Addressing racial and ethnic health disparities

April is National Minority Health Month

The U.S. Department of Health & Human Services (HHS) Office of Minority Health designates April as National Minority Health Month, and this year marks the 30th anniversary of the HHS Office of Minority Health. The accessible pharmacist plays an important role in addressing racial and ethnic health disparities.

In underserved communities that serve racial and ethnic minorities, barriers may include accessing insurance and being able to afford care, according to SinfoniaRx Vice President for Innovation Sandra Leal, PharmD, MPH, FAPhA, CDE. “Pharmacists are the most accessible providers in these communities” and can communicate on patients’ behalf to connect them to more care, Leal said. “Pharmacy is a great entry point, especially for those patients who experience significant barriers.”

Health care often defaults to English. “It’s important for pharmacists not to make assumptions,” Leal added. “Don’t take for granted that all people speak English.” For example, prescription labels can be printed in the appropriate language.

According to the U.S. Census Bureau as reported by the Henry J. Kaiser Family Foundation, one in three U.S. residents self-identifies as African American, American Indian/Alaska Native, Asian, Native Hawaiian/Pacific Islander, Hispanic/Latino, or multiracial—and this number is trending toward one in two by 2050.

“In relation to outcomes, specifically overall survival for minorities, it’s a known fact that with some chronic diseases, minorities don’t have the highest incidence of these diseases but tend to die at higher rates than their Caucasian counterparts,” said Maggie Smith, DNP, MSN/Ed, RN, OCN, oncology principal medical science liaison in medical affairs–hematology for Janssen Scientific Affairs, LLC.

Smith rapidly listed reasons for racial and ethnic health disparities, including the following:
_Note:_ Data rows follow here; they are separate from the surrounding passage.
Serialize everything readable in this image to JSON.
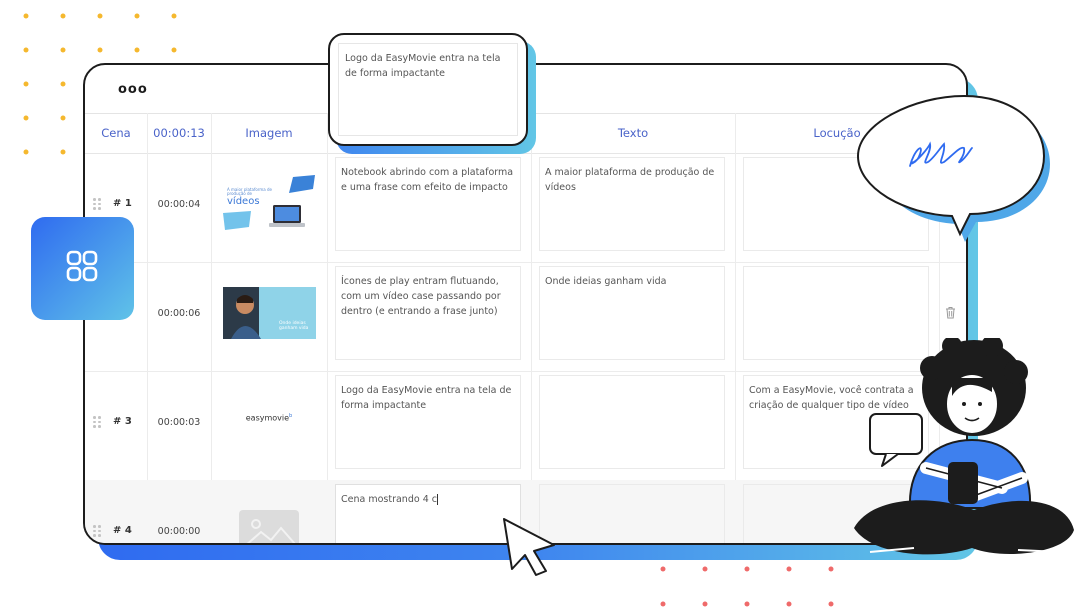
{
  "window": {
    "dots": "ooo"
  },
  "columns": [
    "Cena",
    "00:00:13",
    "Imagem",
    "Texto",
    "Locução"
  ],
  "popup": {
    "text": "Logo da EasyMovie entra na tela de forma impactante"
  },
  "rows": [
    {
      "number": "# 1",
      "time": "00:00:04",
      "image": {
        "caption_small": "A maior plataforma de produção de",
        "caption_big": "vídeos"
      },
      "description": "Notebook abrindo com a plataforma e uma frase com efeito de impacto",
      "text": "A maior plataforma de produção de vídeos",
      "voiceover": ""
    },
    {
      "number": "",
      "time": "00:00:06",
      "image": {
        "caption": "Onde ideias ganham vida"
      },
      "description": "Ícones de play entram flutuando, com um vídeo case passando por dentro (e entrando a frase junto)",
      "text": "Onde ideias ganham vida",
      "voiceover": ""
    },
    {
      "number": "# 3",
      "time": "00:00:03",
      "image": {
        "logo": "easymovie"
      },
      "description": "Logo da EasyMovie entra na tela de forma impactante",
      "text": "",
      "voiceover": "Com a EasyMovie, você contrata a criação de qualquer tipo de vídeo"
    },
    {
      "number": "# 4",
      "time": "00:00:00",
      "image": {
        "placeholder": "image-placeholder-icon"
      },
      "description": "Cena mostrando 4 c",
      "text": "",
      "voiceover": ""
    }
  ],
  "icons": {
    "app": "grid-icon",
    "delete": "trash-icon",
    "cursor": "mouse-cursor-icon",
    "speech": "speech-bubble-icon",
    "signature": "handwriting-scribble"
  },
  "colors": {
    "accent_blue": "#3468ec",
    "accent_cyan": "#5ec3e6",
    "header_text": "#4a63c9",
    "dot_yellow": "#f5b82e",
    "dot_red": "#ef6a6a",
    "outline": "#1c1c1c"
  }
}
  • Access to care. “Minorities may not be provided the same opportunities as another race or ethnicity,” Smith said.
  • Clinical trials. “Sometimes minorities are not included in clinical trials” because the health care provider may fear they won’t be compliant and will skew the data; meanwhile, “some minorities still have the fear of being used as an experiment and/or Guinea pig,” she added. “Therefore, we don’t get the benefit of knowing how some of these agents work in other ethnic groups.”
  • Trust. “Minorities don’t always feel comfortable sharing their concerns, or don’t know how, because they don’t always see individuals who look like them.”
  • Economic status. Minorities may not have the resources to get the necessary treatment.
  • Education. “Sometimes as a minority, the education factor isn’t always there. We may not necessarily understand what is being explained or expressed to us, and therefore we can’t make an informed decision on the best route we should take to make the best decision for our care.”
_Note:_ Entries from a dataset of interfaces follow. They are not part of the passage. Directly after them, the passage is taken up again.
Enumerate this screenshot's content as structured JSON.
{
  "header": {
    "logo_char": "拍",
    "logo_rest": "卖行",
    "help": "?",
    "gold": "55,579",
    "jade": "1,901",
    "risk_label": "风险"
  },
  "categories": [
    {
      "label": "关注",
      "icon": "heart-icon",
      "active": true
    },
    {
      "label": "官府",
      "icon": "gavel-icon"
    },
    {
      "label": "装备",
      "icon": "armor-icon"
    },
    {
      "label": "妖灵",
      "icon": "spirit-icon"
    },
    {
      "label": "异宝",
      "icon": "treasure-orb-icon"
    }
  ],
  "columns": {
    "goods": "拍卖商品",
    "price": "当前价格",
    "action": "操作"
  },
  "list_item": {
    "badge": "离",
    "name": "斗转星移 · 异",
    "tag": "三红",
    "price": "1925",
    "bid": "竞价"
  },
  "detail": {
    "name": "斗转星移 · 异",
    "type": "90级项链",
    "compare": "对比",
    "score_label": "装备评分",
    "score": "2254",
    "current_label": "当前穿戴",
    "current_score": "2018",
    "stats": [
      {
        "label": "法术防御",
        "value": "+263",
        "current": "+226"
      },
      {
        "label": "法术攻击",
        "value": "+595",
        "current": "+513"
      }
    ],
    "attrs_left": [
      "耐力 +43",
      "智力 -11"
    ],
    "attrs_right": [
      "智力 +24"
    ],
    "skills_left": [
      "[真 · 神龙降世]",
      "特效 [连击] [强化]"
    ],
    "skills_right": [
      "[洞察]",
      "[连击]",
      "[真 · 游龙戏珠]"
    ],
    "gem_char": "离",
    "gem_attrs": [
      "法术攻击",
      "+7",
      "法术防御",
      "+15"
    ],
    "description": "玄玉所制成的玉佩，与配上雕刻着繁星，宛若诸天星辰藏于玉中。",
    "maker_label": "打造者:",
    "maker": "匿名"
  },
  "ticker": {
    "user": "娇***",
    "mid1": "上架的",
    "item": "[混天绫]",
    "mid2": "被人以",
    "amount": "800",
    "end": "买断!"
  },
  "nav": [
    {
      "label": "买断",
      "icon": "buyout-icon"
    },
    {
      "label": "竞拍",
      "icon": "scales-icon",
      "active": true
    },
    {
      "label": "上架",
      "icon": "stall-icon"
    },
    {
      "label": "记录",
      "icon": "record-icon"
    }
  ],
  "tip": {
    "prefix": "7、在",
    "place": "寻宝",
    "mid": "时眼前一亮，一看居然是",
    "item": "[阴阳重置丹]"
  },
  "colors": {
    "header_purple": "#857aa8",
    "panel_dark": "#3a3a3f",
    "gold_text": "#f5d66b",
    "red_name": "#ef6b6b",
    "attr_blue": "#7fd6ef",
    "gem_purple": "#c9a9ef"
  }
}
According to Leal, patients in Mexico and of Hispanic descent are familiar with pharmacists being the primary care provider, which guided her thinking in using the accessible pharmacist to manage diabetes better for these patients in the APhA Foundation’s Project IMPACT: Diabetes. Leal’s previous role was at El Rio Community Health Center, one of 25 communities disproportionately affected by diabetes that participated in the project. Racial and ethnic minorities comprise 62% of patients who use community health centers, according to the National Association of Community Health Centers.

Launched in 2010, Project IMPACT: Diabetes was conducted by the Foundation in partnership with the Bristol-Myers Squibb Foundation Together on Diabetes initiative that is specifically designed to improve the health of underserved populations. In the project, pharmacists helped patients navigate complex medication regimens, leading to a reduction in glycosylated hemoglobin (A1C) in the patients they managed. Project IMPACT: Diabetes validated that there is value in using pharmacists in underserved communities.